Love Your Heart
Not only is Valentine’s Day around the corner, but February is also American Heart Month. Heart disease remains the No. 1 cause of death in the U.S.. What better way to show how much you love your heart than by making heart-healthy food choices? Here’s a simple checklist to help you eat for a healthier heart.
- Eat less salt.
Cutting back on sodium can improve blood pressure and heart health. The American Heart Association recommends eating no more than 2,300 mg of sodium (about 1 teaspoon of salt) per day. Processed and restaurant foods account for more than 75% of the sodium in the average American diet, so in addition to putting down the salt shaker, make smart food choices and compare nutrition labels to look for lower sodium varieties—sodium can add up quickly! And watch out for the “Salty Six.” These six popular foods—cold cuts and cured meats, pizza, canned soups, breads and rolls, chicken, and burritos and tacos—can add high amounts of sodium to your diet.
- Switch out the saturated fat.
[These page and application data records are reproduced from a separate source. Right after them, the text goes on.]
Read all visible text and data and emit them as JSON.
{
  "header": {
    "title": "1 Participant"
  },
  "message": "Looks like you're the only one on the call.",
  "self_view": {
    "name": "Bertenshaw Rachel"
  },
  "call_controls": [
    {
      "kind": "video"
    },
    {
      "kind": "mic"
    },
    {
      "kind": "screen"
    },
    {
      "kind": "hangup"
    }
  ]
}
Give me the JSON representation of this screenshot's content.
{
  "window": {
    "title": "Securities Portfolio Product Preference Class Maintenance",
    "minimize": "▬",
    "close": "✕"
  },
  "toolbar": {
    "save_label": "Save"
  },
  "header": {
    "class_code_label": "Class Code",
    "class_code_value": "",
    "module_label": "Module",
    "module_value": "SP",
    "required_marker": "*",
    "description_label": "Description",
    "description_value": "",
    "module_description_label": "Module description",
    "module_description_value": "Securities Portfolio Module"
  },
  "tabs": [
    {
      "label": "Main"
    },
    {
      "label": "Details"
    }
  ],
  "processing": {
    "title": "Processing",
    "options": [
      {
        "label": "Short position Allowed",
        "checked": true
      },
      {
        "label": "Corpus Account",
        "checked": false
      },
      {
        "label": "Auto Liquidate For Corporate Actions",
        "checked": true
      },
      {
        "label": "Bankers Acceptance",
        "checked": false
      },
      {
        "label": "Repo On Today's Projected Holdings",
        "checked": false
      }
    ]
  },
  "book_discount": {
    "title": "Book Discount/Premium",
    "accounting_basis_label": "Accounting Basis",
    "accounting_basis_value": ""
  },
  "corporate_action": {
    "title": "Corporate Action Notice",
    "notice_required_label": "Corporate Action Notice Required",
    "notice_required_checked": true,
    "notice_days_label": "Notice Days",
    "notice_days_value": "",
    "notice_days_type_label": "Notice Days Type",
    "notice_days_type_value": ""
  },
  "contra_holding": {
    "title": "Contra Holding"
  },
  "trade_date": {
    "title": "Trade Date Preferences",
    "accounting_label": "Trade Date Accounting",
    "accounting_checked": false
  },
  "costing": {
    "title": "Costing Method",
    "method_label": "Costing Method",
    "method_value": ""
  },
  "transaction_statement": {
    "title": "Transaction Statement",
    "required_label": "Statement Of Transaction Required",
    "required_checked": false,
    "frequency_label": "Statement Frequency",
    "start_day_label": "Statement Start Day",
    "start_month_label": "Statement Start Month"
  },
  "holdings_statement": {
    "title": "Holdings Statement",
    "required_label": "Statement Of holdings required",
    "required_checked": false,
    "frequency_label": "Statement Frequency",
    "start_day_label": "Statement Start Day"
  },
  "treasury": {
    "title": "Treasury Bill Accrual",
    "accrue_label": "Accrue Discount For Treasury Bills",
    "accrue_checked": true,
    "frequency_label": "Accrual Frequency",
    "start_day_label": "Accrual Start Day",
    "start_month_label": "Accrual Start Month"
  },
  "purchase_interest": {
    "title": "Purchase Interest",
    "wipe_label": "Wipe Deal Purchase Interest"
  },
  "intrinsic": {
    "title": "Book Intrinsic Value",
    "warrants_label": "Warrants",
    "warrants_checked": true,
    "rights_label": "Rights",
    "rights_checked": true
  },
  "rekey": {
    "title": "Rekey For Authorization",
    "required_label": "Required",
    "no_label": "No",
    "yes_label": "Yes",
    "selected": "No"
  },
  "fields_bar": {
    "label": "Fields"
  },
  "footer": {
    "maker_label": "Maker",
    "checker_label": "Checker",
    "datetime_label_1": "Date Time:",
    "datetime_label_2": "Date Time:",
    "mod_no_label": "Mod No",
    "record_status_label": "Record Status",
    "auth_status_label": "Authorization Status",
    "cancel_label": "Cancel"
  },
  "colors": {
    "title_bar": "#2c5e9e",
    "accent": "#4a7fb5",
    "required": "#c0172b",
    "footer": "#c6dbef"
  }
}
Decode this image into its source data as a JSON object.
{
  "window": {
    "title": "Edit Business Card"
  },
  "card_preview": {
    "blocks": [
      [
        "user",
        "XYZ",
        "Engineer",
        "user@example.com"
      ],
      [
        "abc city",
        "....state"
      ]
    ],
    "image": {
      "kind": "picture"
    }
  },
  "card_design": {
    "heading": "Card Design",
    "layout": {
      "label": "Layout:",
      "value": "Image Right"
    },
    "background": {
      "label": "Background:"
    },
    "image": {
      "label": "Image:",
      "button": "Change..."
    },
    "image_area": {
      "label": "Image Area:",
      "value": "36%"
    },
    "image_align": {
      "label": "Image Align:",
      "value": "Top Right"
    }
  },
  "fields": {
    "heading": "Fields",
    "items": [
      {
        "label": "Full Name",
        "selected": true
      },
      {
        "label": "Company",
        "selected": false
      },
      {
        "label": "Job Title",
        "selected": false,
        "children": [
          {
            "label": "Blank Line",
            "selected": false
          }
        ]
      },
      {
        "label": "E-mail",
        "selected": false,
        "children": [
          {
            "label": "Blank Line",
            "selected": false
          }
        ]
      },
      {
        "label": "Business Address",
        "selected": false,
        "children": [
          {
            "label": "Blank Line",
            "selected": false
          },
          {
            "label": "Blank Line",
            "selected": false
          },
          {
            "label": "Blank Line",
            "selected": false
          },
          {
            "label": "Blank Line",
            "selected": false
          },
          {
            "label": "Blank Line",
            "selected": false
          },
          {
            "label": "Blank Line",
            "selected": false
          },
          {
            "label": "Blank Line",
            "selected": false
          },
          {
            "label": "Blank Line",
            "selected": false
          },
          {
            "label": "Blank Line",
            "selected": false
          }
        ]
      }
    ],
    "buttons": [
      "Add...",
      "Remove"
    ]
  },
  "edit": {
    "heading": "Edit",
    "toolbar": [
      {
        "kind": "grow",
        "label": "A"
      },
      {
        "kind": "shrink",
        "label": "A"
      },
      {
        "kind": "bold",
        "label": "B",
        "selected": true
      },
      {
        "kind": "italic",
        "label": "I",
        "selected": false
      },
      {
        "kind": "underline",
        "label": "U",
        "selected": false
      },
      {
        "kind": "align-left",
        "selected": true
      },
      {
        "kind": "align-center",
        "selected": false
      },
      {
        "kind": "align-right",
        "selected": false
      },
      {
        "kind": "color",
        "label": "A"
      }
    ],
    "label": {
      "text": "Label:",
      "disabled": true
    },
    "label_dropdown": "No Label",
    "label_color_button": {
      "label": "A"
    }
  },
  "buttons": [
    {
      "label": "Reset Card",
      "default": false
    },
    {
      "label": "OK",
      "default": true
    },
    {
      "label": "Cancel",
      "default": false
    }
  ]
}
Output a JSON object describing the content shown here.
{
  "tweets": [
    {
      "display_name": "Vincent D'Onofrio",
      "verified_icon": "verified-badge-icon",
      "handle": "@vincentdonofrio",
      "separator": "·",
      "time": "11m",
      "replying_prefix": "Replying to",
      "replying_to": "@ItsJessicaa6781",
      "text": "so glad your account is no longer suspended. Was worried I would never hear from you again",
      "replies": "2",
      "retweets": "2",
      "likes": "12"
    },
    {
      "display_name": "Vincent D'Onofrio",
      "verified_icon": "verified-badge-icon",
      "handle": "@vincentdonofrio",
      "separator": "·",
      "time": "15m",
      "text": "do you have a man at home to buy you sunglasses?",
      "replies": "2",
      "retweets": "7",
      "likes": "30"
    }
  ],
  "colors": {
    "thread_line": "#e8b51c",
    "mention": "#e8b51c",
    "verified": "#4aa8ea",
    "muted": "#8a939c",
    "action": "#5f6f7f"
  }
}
Saturated fats have been shown to raise “bad” cholesterol and increase heart disease risk. The American Heart Association recommends cutting back on foods high in saturated fat—choosing lean cuts of meat and fat-free or reduced-fat dairy foods—and replacing saturated fat with foods that contain “good”fats like avocado, vegetable oils and vegetable oil-based spreads, nuts and seeds, and fish.
- Cut back on added sugars.
Too much added sugarin your diet could significantly increase your risk of heart disease and contribute to obesity, high blood pressure and high cholesterol. And it’s never too early—eating foods high in added sugars throughout childhood is linked to the development of risk factors for heart disease in children and young adults.
- Enjoy seafood twice a week.
There are many kinds of fish in the sea—just find one or more that you enjoy. Fatty fish like salmon and tuna are highest in heart-healthy omega-3 fatty acids. Fish can be fresh, frozen or canned, and there are many ways to prepare it. Try adding lemon, herbs and spices, and enjoying it baked or broiled instead of battered and deep fried or loaded in butter.
- Make half your grains fiber-rich, whole grains.
A diet high in fiber has been shown to reduce the risk of heart disease and stroke. Whole grains—like whole wheat, oats, brown rice, quinoa and farro—are rich in fiber and make delicious additions to meals, either as an appetizer, side dish or center of the plate.
- Fit in more fruits and vegetables.
Studies show that a diet rich in fruits and vegetables can lower blood pressure and reduce the risk of heart disease and stroke. Fruits and vegetables are naturally low in calories, fat and sodium, and contain fiber, vitamins, minerals and antioxidants. Add color to your day by filling half your plate with colorful fruits and veggies.
- Practice mindful eating.
The American Heart Association recently published a Scientific Statement that reviews how the timing and frequency of meals influences heart health, noting that skipping meals and snacking can have undesirable effects. The conclusion: paying attention to when we eat as well as to what we eat can help combat emotional eating and lead to a healthier lifestyle. So slow down, plan and enjoy eating!
Share in the comments section below you plan to eat healthier for your heart.